### SOURCE MATERIAL ###
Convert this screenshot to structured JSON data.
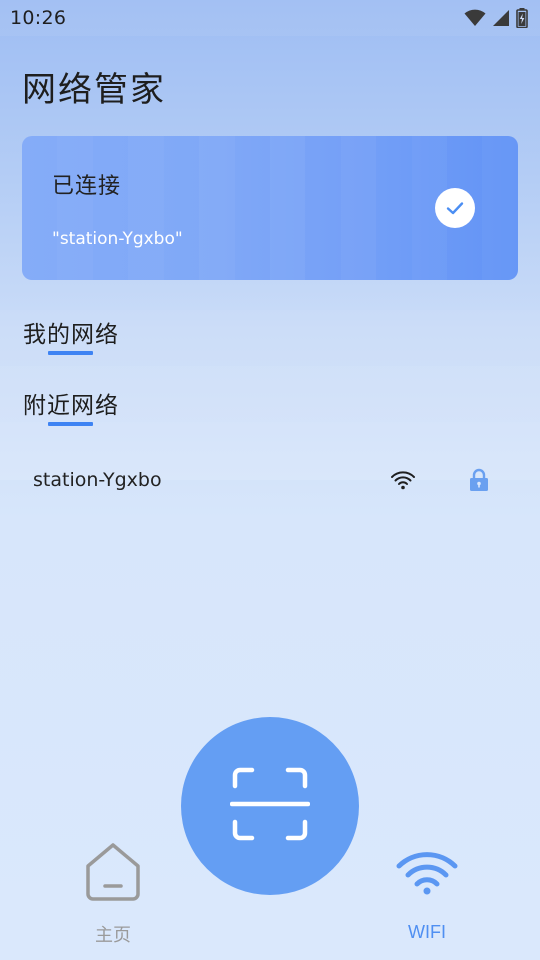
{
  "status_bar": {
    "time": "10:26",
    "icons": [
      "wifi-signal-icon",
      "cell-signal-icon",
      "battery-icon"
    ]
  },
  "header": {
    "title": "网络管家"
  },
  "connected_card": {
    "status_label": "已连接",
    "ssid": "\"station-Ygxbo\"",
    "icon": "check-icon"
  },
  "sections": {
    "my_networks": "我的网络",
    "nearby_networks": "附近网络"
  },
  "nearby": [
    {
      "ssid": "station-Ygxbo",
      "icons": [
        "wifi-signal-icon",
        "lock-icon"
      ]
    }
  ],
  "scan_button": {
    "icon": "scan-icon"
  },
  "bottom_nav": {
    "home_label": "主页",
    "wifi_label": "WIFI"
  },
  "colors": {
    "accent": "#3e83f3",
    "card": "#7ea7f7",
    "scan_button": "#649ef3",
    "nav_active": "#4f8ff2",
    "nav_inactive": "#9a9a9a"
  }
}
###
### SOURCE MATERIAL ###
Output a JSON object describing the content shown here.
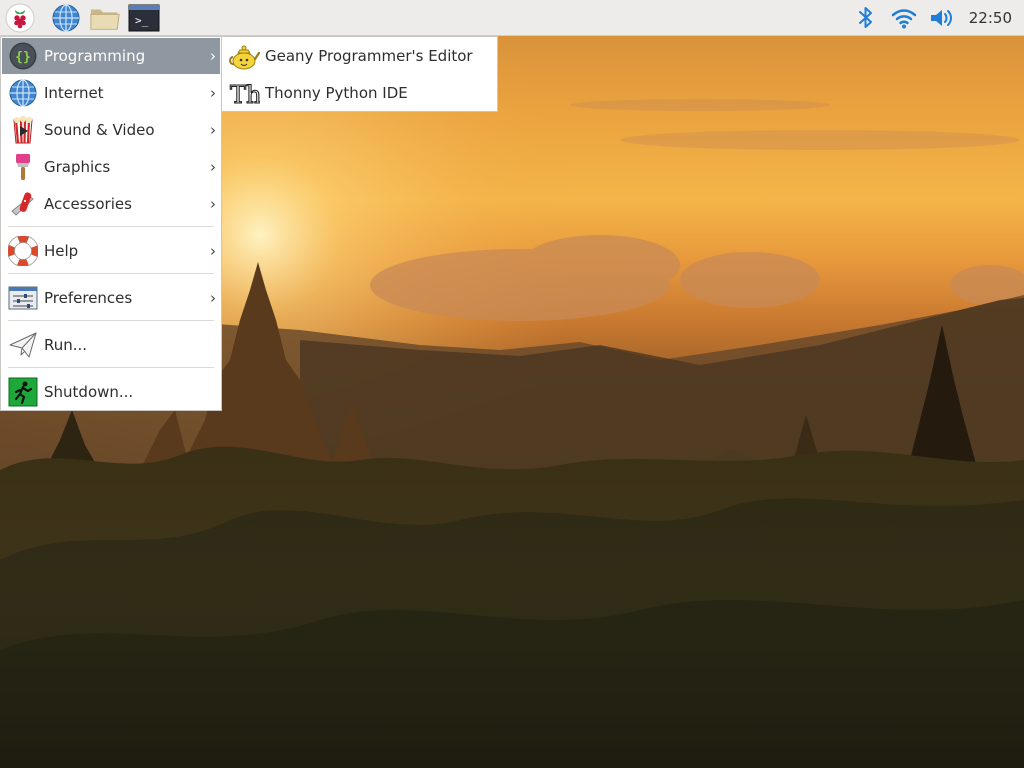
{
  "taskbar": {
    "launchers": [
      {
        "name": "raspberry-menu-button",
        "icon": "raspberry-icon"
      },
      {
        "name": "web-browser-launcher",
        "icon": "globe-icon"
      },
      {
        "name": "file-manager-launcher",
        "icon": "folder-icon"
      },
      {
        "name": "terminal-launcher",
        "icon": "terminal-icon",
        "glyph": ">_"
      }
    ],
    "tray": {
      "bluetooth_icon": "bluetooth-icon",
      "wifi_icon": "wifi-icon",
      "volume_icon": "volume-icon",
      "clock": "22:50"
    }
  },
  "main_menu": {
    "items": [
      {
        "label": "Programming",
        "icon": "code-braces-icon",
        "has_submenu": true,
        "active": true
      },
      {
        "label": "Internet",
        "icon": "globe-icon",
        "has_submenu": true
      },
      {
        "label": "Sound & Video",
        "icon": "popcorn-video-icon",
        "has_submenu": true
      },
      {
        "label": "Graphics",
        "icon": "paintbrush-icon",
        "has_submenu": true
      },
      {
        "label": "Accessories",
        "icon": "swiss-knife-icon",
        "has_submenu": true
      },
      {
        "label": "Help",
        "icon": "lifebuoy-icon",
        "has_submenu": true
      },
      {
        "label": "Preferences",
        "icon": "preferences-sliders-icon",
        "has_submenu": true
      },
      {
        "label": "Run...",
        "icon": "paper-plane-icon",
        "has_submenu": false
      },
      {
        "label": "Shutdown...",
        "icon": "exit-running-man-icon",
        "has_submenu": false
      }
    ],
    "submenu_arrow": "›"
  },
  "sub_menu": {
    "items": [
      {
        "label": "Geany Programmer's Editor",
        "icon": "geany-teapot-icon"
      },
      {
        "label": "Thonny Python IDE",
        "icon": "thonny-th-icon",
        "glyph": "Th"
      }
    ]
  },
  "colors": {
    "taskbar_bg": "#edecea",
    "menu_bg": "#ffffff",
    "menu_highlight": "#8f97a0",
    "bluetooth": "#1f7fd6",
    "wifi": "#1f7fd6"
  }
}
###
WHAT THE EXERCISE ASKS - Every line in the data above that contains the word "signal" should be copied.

RESPONSE TO THIS TASK -
      "wifi-signal-icon",
      "cell-signal-icon",
        "wifi-signal-icon",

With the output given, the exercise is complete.